Parent power has prompted an academy trust to halt restructuring plans that involved making a headteacher redundant to balance the books.
The Diocese of Leicester Academies Trust, which runs 14 Church of England schools across Leicestershire, planned to make Edy O’Connor redundant from his role as headteacher at Swinford Primary School.
DLAT planned to replace him with an executive head to oversee both Swinford and another of its primaries.
But following the protests – which involved parents wearing paper face masks in support of O’Connor (pictured) – the Bishop of Leicester, Right Reverend Martyn Snow, intervened to ensure trustees were “serving both Church and community”.
We are not ruling out any options for the future
It resulted in the DLAT board of directors resigning last week, with the new board announcing yesterday they will halt the restructure.
The saga signifies a clash of growing tensions in the education system, including parents coming up against what they believe is a lack of community involvement in decisions made by trusts.
But it also exposes the struggles to keep rural schools financially sustainable as budgets are squeezed.
In May, the Reverend Nigel Genders, head of education at the Church of England, told Schools Week that his organisation remains “committed as a major education provider” to running such schools, but accepted that some may have to close.

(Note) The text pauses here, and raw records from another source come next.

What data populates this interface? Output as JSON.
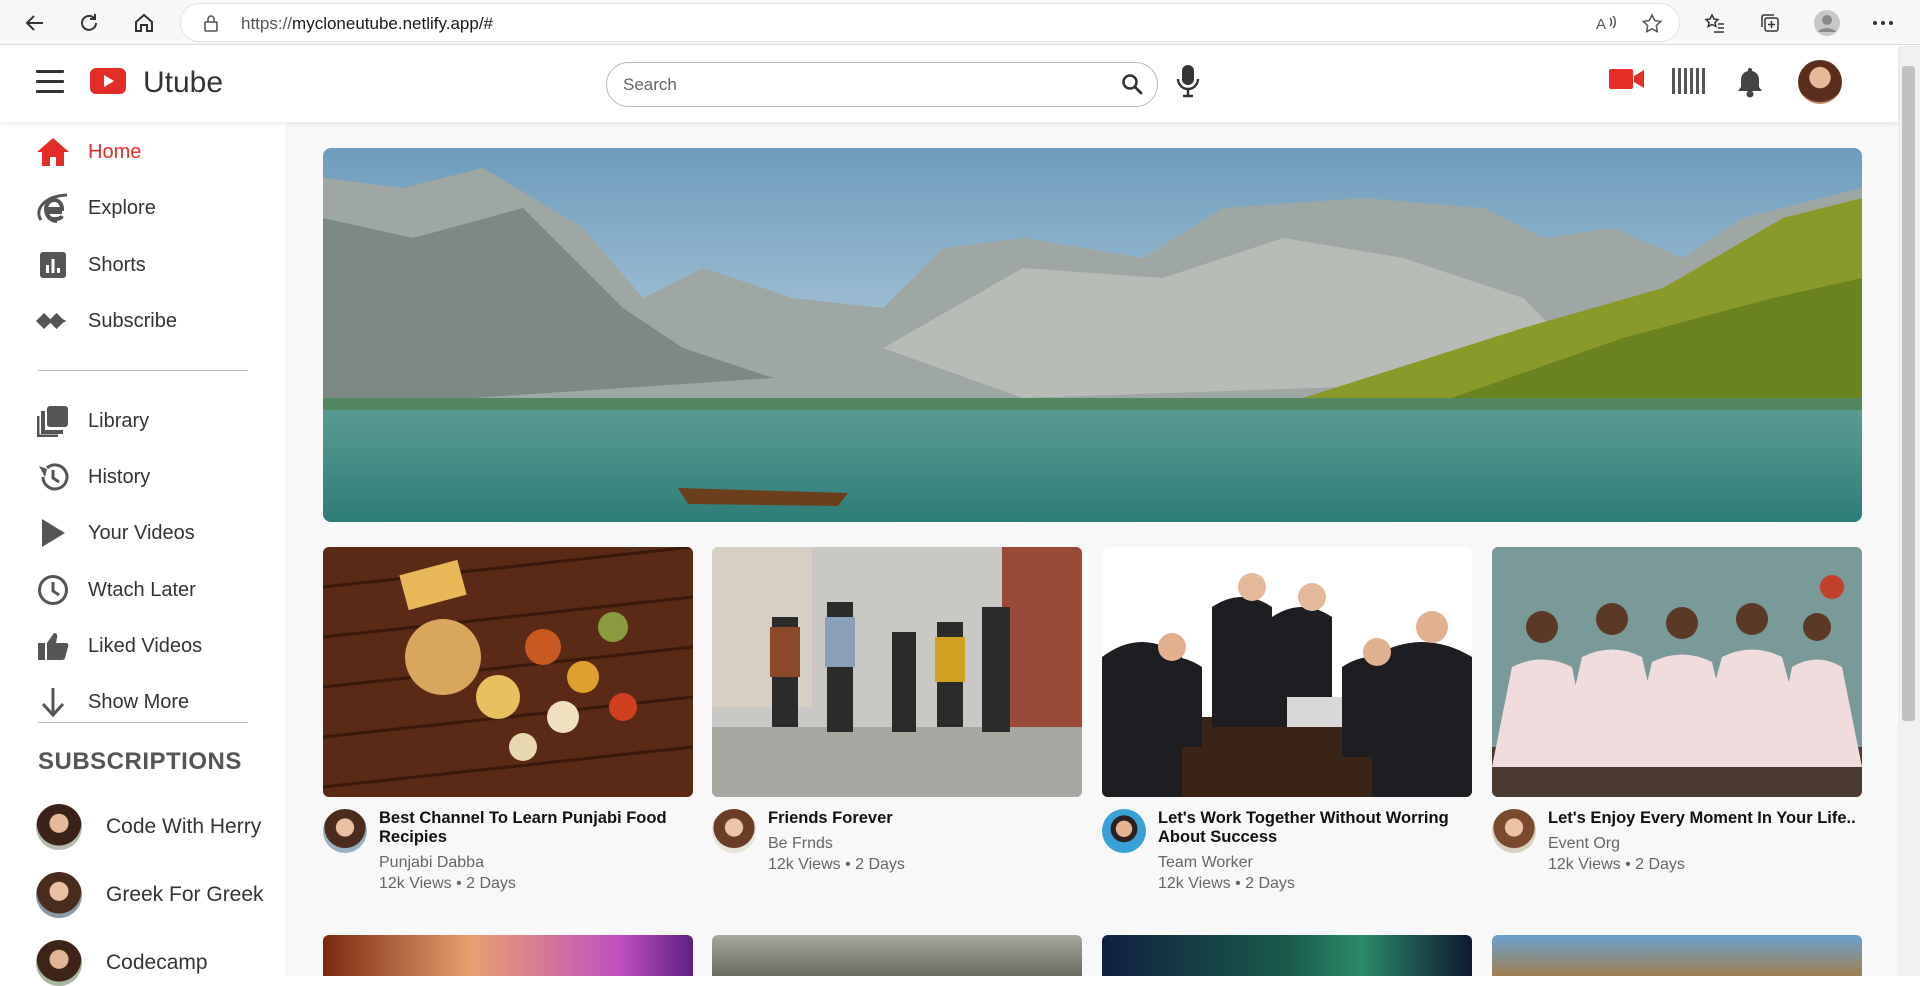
{
  "browser": {
    "url_prefix": "https://",
    "url_host": "mycloneutube.netlify.app/#"
  },
  "header": {
    "logo_text": "Utube",
    "search_placeholder": "Search"
  },
  "sidebar": {
    "items": [
      {
        "label": "Home",
        "icon": "home-icon",
        "active": true
      },
      {
        "label": "Explore",
        "icon": "explore-icon"
      },
      {
        "label": "Shorts",
        "icon": "shorts-icon"
      },
      {
        "label": "Subscribe",
        "icon": "subscribe-icon"
      }
    ],
    "items2": [
      {
        "label": "Library",
        "icon": "library-icon"
      },
      {
        "label": "History",
        "icon": "history-icon"
      },
      {
        "label": "Your Videos",
        "icon": "play-icon"
      },
      {
        "label": "Wtach Later",
        "icon": "clock-icon"
      },
      {
        "label": "Liked Videos",
        "icon": "thumbs-up-icon"
      },
      {
        "label": "Show More",
        "icon": "arrow-down-icon"
      }
    ],
    "subscriptions_title": "SUBSCRIPTIONS",
    "subscriptions": [
      {
        "label": "Code With Herry"
      },
      {
        "label": "Greek For Greek"
      },
      {
        "label": "Codecamp"
      }
    ]
  },
  "videos": [
    {
      "title": "Best Channel To Learn Punjabi Food Recipies",
      "channel": "Punjabi Dabba",
      "stats": "12k Views • 2 Days"
    },
    {
      "title": "Friends Forever",
      "channel": "Be Frnds",
      "stats": "12k Views • 2 Days"
    },
    {
      "title": "Let's Work Together Without Worring About Success",
      "channel": "Team Worker",
      "stats": "12k Views • 2 Days"
    },
    {
      "title": "Let's Enjoy Every Moment In Your Life..",
      "channel": "Event Org",
      "stats": "12k Views • 2 Days"
    }
  ],
  "colors": {
    "accent": "#e52d27"
  }
}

A government study published last month, titled ‘running rural primary schools efficiently’, suggested sharing headteachers to overcome funding struggles.
Researchers found rural primaries that “appeared” to have good finances, after further enquiry, were actually struggling to “overcome financial difficulties”.
Stephen Adshead, chair of DLAT’s new board, said they are undertaking a “full review” of the restructuring plans.
But he added: “We do so acknowledging the fact that our first review of the finances clearly suggests that changes are going to have to be made, and we are not ruling out any options for the future.”
He said the restructuring plan came about after “some significant challenges in relation to finances and funding”.
Snow had previously said small rural Church of England primaries are facing “unprecedented funding challenges”.
But he added the diocese – which founded DLAT – is committed to “keep our small rural schools like Swinford open in the heart of their local communities”.
“We hold to our aspiration that this difficult situation can be resolved positively.”
South Leicestershire MP Alberto Costa, who has been backing the parents, told the Leicester Mercury: “I have always been clear with DLAT and my constituents, that this process has never been conducted in the appropriate way – for decisions of this magnitude, parents and carers, whose children will be the ones directly affected by these important decisions, must be brought into the conversation, however I am pleased that the new directors have recognised this and have now acted appropriately.”